Recently, in reflecting on my ministry, I’ve been drawn to the metaphor of the ‘limping priest’, in ecumenical form. It has a long and varied use, including in Uniting Church circles. It helps express my experience before and after coming out as transgender. In the past, I limped as a priest because I could not fully acknowledge my God-given identity as trans, as queer, as gloriously loveable in all that I am. Since transitioning however, I also limp, but differently. Previously, I carried my dysphoric body and an impaired soul and Gospel. Today however I spend too much time carrying another, larger, body, the dysmorphic Body of the Church: a body which hardly recognises its own dysmorphia and the damage it does to itself, its members, and so many with whom it relates. Like other queer folk, maybe the time will come to lay down this burden. For is there genuine breath, and fight, in the Body still? Is there real possibility of vaccinating the virus of ecclesial queerphobia?
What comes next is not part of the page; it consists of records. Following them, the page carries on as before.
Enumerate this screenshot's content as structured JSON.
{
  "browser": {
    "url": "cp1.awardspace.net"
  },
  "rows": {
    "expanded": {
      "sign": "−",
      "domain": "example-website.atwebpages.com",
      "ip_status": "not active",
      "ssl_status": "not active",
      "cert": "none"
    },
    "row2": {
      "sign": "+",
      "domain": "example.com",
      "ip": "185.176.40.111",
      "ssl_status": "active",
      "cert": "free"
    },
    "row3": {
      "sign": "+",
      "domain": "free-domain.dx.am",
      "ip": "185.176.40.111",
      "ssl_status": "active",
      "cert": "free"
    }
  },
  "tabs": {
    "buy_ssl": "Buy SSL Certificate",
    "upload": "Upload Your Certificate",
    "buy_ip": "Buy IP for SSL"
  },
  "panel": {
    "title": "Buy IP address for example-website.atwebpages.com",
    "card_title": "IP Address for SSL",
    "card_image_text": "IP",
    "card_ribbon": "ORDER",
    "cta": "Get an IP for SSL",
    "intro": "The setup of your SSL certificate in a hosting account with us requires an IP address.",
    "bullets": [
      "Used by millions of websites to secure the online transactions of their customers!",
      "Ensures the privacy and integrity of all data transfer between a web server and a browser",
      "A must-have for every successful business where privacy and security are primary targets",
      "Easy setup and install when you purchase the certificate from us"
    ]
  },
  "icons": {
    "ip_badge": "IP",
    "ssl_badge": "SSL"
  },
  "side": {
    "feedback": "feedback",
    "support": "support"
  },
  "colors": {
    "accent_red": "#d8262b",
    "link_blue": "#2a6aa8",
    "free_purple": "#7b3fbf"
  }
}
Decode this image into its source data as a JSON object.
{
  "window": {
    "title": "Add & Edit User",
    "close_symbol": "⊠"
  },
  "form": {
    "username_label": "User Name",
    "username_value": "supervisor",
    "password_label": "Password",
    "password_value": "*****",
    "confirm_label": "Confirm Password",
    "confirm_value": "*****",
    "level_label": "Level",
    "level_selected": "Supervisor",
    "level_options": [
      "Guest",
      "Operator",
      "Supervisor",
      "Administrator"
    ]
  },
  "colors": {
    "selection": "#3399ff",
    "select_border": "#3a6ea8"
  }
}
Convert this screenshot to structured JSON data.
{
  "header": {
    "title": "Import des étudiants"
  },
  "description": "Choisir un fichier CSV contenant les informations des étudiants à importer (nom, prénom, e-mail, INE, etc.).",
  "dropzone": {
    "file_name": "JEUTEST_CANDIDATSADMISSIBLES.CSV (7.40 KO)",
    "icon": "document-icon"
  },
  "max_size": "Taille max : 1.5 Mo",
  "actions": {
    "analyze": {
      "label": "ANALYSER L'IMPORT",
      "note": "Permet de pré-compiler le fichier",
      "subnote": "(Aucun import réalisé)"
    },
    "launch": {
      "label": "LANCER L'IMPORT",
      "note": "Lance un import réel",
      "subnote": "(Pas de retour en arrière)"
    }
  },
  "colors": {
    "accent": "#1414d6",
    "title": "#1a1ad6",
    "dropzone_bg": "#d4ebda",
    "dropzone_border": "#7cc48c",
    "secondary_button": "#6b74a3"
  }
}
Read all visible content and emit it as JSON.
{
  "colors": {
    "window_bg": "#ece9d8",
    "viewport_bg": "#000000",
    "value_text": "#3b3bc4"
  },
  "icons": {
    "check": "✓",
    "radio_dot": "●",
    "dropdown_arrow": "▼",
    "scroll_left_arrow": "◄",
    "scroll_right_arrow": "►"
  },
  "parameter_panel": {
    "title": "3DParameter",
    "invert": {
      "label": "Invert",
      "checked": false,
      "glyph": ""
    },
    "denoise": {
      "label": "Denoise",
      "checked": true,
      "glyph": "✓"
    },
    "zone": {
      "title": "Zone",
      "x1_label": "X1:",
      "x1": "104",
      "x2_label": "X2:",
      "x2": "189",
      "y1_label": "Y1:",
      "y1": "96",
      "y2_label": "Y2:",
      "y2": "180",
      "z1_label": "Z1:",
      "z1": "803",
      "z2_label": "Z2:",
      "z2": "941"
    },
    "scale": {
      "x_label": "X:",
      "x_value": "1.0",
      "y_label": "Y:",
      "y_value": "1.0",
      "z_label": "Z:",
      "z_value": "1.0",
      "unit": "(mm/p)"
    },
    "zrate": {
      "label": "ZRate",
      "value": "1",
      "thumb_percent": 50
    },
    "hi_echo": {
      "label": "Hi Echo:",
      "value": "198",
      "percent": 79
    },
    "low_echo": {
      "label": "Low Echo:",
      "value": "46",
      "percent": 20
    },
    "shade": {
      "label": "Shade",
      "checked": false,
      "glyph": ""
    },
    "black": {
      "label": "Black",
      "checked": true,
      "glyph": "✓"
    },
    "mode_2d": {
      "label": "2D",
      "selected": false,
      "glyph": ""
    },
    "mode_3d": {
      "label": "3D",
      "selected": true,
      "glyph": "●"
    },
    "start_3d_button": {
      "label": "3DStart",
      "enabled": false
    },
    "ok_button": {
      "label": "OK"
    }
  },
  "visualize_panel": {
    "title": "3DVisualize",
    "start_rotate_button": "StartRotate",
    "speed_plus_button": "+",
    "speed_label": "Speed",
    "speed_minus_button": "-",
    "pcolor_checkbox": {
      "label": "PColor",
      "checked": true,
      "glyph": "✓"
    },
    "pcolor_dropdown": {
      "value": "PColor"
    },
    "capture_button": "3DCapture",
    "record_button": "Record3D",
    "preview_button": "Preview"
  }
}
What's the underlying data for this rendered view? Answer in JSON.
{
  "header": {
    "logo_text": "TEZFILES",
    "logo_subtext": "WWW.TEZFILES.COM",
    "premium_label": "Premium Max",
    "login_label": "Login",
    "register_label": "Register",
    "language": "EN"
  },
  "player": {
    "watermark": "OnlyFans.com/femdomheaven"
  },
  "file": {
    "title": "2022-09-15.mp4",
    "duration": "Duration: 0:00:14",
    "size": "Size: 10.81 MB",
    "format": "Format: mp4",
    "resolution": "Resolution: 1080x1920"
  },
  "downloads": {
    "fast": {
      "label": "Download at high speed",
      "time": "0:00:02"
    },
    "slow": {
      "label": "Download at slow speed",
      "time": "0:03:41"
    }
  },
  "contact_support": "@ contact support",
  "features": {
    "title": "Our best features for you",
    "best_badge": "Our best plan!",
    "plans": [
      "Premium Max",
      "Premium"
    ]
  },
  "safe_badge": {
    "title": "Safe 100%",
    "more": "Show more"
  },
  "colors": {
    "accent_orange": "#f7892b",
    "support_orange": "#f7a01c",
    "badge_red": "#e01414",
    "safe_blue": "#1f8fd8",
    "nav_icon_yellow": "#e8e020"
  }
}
Can we transition into resurrection form? Will we have food, or will we die from famine? The Queer Theology course is one step in celebrating the feast, but - if we are truly to love one another as the beloved ‘dooks’ we are - we had better be clear where we might be ‘gor-in’.
In the words of a great gay religious poet, may we ‘flare’ like the ‘fire-folk’ we are called to be: ‘selving’, ‘acting in God’s eye what in God’s eye’ we are – ‘Christ – for Christ plays in a thousand places, lovely in limbs, and lovely in eyes not’ theirs.
by (the Revd Dr) Josephine Inkpin
 quoted in T.Cooper Queer and Indecent: an Introduction to Marcella Althaus-Reid, SCM, 2021, p.104
 E.Stuart Religion is a Queer Thing: A Guide to the Christian Faith for Lesbian, Gay, Bisexual and Transgender Persons, Cassell, 1997, p.1
 A.Webster Found Out, DLT, 2017, p.45
  G.Jantzen ‘Flourishing: Towards an ethic of natality’ in Feminist Theory, Aug 2001, Volume2(Issue2) pp.219 -232
 In a speech of 1965
 in The Queer God, Routledge, 2003, pp.47-48
 published by SCM, London, 2021
 Harvard Divinity School interview, at https://hds.harvard.edu/news/2021/09/28/mark-jordan-future-christian-theology-and-queer-religious-thinking
Jo Inkpin is an Anglican priest serving as Minister of Pitt St Uniting Church in Sydney, a trans woman, theologian & justice activist. These are some of my reflections on life, spirit, and the search for peace, justice & sustainable creation.